● **Work to be completed**
Filter the records below, keeping only lines with the string "트레이닝".

--- Records for this task ---

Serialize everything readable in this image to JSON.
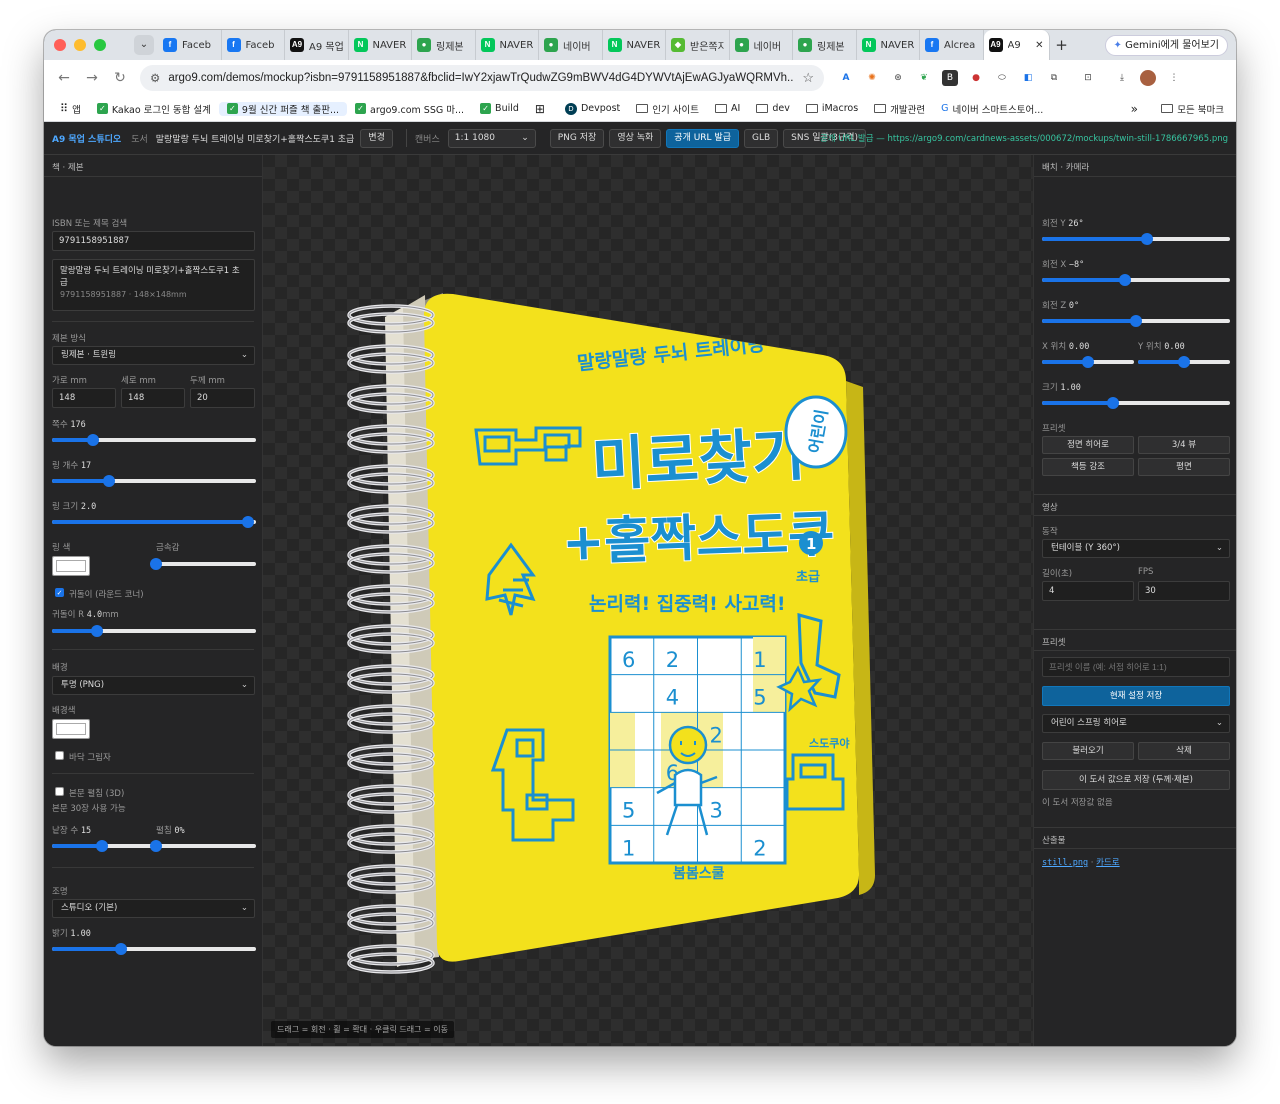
{
  "browser": {
    "tabs": [
      {
        "icon": "facebook-icon",
        "label": "Faceb",
        "color": "#1877f2",
        "glyph": "f"
      },
      {
        "icon": "facebook-icon",
        "label": "Faceb",
        "color": "#1877f2",
        "glyph": "f"
      },
      {
        "icon": "a9-icon",
        "label": "A9 목업",
        "color": "#111",
        "glyph": "A9"
      },
      {
        "icon": "naver-icon",
        "label": "NAVER",
        "color": "#03c75a",
        "glyph": "N"
      },
      {
        "icon": "leaf-icon",
        "label": "링제본",
        "color": "#2da44e",
        "glyph": "●"
      },
      {
        "icon": "naver-icon",
        "label": "NAVER",
        "color": "#03c75a",
        "glyph": "N"
      },
      {
        "icon": "leaf-icon",
        "label": "네이버",
        "color": "#2da44e",
        "glyph": "●"
      },
      {
        "icon": "naver-icon",
        "label": "NAVER",
        "color": "#03c75a",
        "glyph": "N"
      },
      {
        "icon": "puzzle-icon",
        "label": "받은쪽지",
        "color": "#5b3",
        "glyph": "◆"
      },
      {
        "icon": "bell-icon",
        "label": "네이버",
        "color": "#2da44e",
        "glyph": "●"
      },
      {
        "icon": "leaf-icon",
        "label": "링제본",
        "color": "#2da44e",
        "glyph": "●"
      },
      {
        "icon": "naver-icon",
        "label": "NAVER",
        "color": "#03c75a",
        "glyph": "N"
      },
      {
        "icon": "facebook-icon",
        "label": "Alcrea",
        "color": "#1877f2",
        "glyph": "f"
      },
      {
        "icon": "a9-icon",
        "label": "A9",
        "color": "#111",
        "glyph": "A9",
        "active": true
      }
    ],
    "gemini_label": "Gemini에게 물어보기",
    "url": "argo9.com/demos/mockup?isbn=9791158951887&fbclid=IwY2xjawTrQudwZG9mBWV4dG4DYWVtAjEwAGJyaWQRMVh...",
    "bookmarks": [
      {
        "label": "앱",
        "kind": "apps"
      },
      {
        "label": "Kakao 로그인 동합 설계",
        "kind": "check"
      },
      {
        "label": "9월 신간 퍼즐 책 출판...",
        "kind": "check",
        "hl": true
      },
      {
        "label": "argo9.com SSG 마...",
        "kind": "check"
      },
      {
        "label": "Build",
        "kind": "check"
      },
      {
        "label": "",
        "kind": "grid"
      },
      {
        "label": "Devpost",
        "kind": "dev"
      },
      {
        "label": "인기 사이트",
        "kind": "folder"
      },
      {
        "label": "AI",
        "kind": "folder"
      },
      {
        "label": "dev",
        "kind": "folder"
      },
      {
        "label": "iMacros",
        "kind": "folder"
      },
      {
        "label": "개발관련",
        "kind": "folder"
      },
      {
        "label": "네이버 스마트스토어...",
        "kind": "g"
      }
    ],
    "bookmarks_more": "»",
    "all_bookmarks": "모든 북마크"
  },
  "app": {
    "brand": "A9 목업 스튜디오",
    "book_label": "도서",
    "book_title": "말랑말랑 두뇌 트레이닝 미로찾기+홀짝스도쿠1 초급",
    "change_button": "변경",
    "canvas_label": "캔버스",
    "canvas_value": "1:1 1080",
    "png_button": "PNG 저장",
    "video_button": "영상 녹화",
    "publish_button": "공개 URL 발급",
    "glb_button": "GLB",
    "sns_button": "SNS 일괄(3규격)",
    "publish_info": "공개 URL 발급 — https://argo9.com/cardnews-assets/000672/mockups/twin-still-1786667965.png"
  },
  "left": {
    "section": "책 · 제본",
    "isbn_label": "ISBN 또는 제목 검색",
    "isbn_value": "9791158951887",
    "result_title_1": "말랑말랑 두뇌 트레이닝 미로찾기+홀짝스도쿠1 초",
    "result_title_2": "급",
    "result_meta": "9791158951887 · 148×148mm",
    "binding_label": "제본 방식",
    "binding_value": "링제본 · 트윈링",
    "width_label": "가로 mm",
    "width_value": "148",
    "height_label": "세로 mm",
    "height_value": "148",
    "thickness_label": "두께 mm",
    "thickness_value": "20",
    "pages_label": "쪽수",
    "pages_value": "176",
    "pages_level": 0.2,
    "rings_label": "링 개수",
    "rings_value": "17",
    "rings_level": 0.28,
    "ringsize_label": "링 크기",
    "ringsize_value": "2.0",
    "ringsize_level": 0.96,
    "ringcolor_label": "링 색",
    "metal_label": "금속감",
    "metal_level": 0.0,
    "round_label": "귀돌이 (라운드 코너)",
    "radius_label": "귀돌이 R",
    "radius_value": "4.0",
    "radius_unit": "mm",
    "radius_level": 0.22,
    "bg_label": "배경",
    "bg_value": "투명 (PNG)",
    "bgcolor_label": "배경색",
    "shadow_label": "바닥 그림자",
    "spread_label": "본문 펼침 (3D)",
    "spread_note": "본문 30장 사용 가능",
    "sheets_label": "낱장 수",
    "sheets_value": "15",
    "sheets_level": 0.5,
    "open_label": "펼침",
    "open_value": "0%",
    "open_level": 0.0,
    "light_label": "조명",
    "light_value": "스튜디오 (기본)",
    "bright_label": "밝기",
    "bright_value": "1.00",
    "bright_level": 0.34
  },
  "canvas": {
    "hint": "드래그 = 회전 · 휠 = 확대 · 우클릭 드래그 = 이동",
    "cover": {
      "top_line": "말랑말랑 두뇌 트레이닝",
      "badge": "어린이",
      "title_1": "미로찾기",
      "title_2": "+홀짝스도쿠",
      "volume": "1",
      "level": "초급",
      "tagline": "논리력! 집중력! 사고력!",
      "side_text": "스도쿠야",
      "publisher": "봄봄스쿨",
      "bg_color": "#f3e11c",
      "title_color": "#1b8fd0",
      "sudoku": [
        [
          "6",
          "2",
          "",
          "1"
        ],
        [
          "",
          "4",
          "",
          "5"
        ],
        [
          "",
          "",
          "2",
          ""
        ],
        [
          "",
          "6",
          "",
          ""
        ],
        [
          "5",
          "",
          "3",
          ""
        ],
        [
          "1",
          "",
          "",
          "2"
        ]
      ]
    }
  },
  "right": {
    "section": "배치 · 카메라",
    "roty_label": "회전 Y",
    "roty_value": "26°",
    "roty_level": 0.56,
    "rotx_label": "회전 X",
    "rotx_value": "−8°",
    "rotx_level": 0.44,
    "rotz_label": "회전 Z",
    "rotz_value": "0°",
    "rotz_level": 0.5,
    "posx_label": "X 위치",
    "posx_value": "0.00",
    "posx_level": 0.5,
    "posy_label": "Y 위치",
    "posy_value": "0.00",
    "posy_level": 0.5,
    "scale_label": "크기",
    "scale_value": "1.00",
    "scale_level": 0.38,
    "preset_label": "프리셋",
    "preset_front": "정면 히어로",
    "preset_34": "3/4 뷰",
    "preset_spine": "책등 강조",
    "preset_flat": "평면",
    "video_section": "영상",
    "motion_label": "동작",
    "motion_value": "턴테이블 (Y 360°)",
    "length_label": "길이(초)",
    "length_value": "4",
    "fps_label": "FPS",
    "fps_value": "30",
    "preset_section": "프리셋",
    "preset_name_placeholder": "프리셋 이름 (예: 서점 히어로 1:1)",
    "save_current": "현재 설정 저장",
    "preset_select": "어린이 스프링 히어로",
    "load_button": "불러오기",
    "delete_button": "삭제",
    "save_book": "이 도서 값으로 저장 (두께·제본)",
    "no_saved": "이 도서 저장값 없음",
    "output_section": "산출물",
    "output_file": "still.png",
    "output_sep": "·",
    "output_card": "카드로"
  }
}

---

● **Your response**
    "book_title": "말랑말랑 두뇌 트레이닝 미로찾기+홀짝스도쿠1 초급",
    "result_title_1": "말랑말랑 두뇌 트레이닝 미로찾기+홀짝스도쿠1 초",
      "top_line": "말랑말랑 두뇌 트레이닝",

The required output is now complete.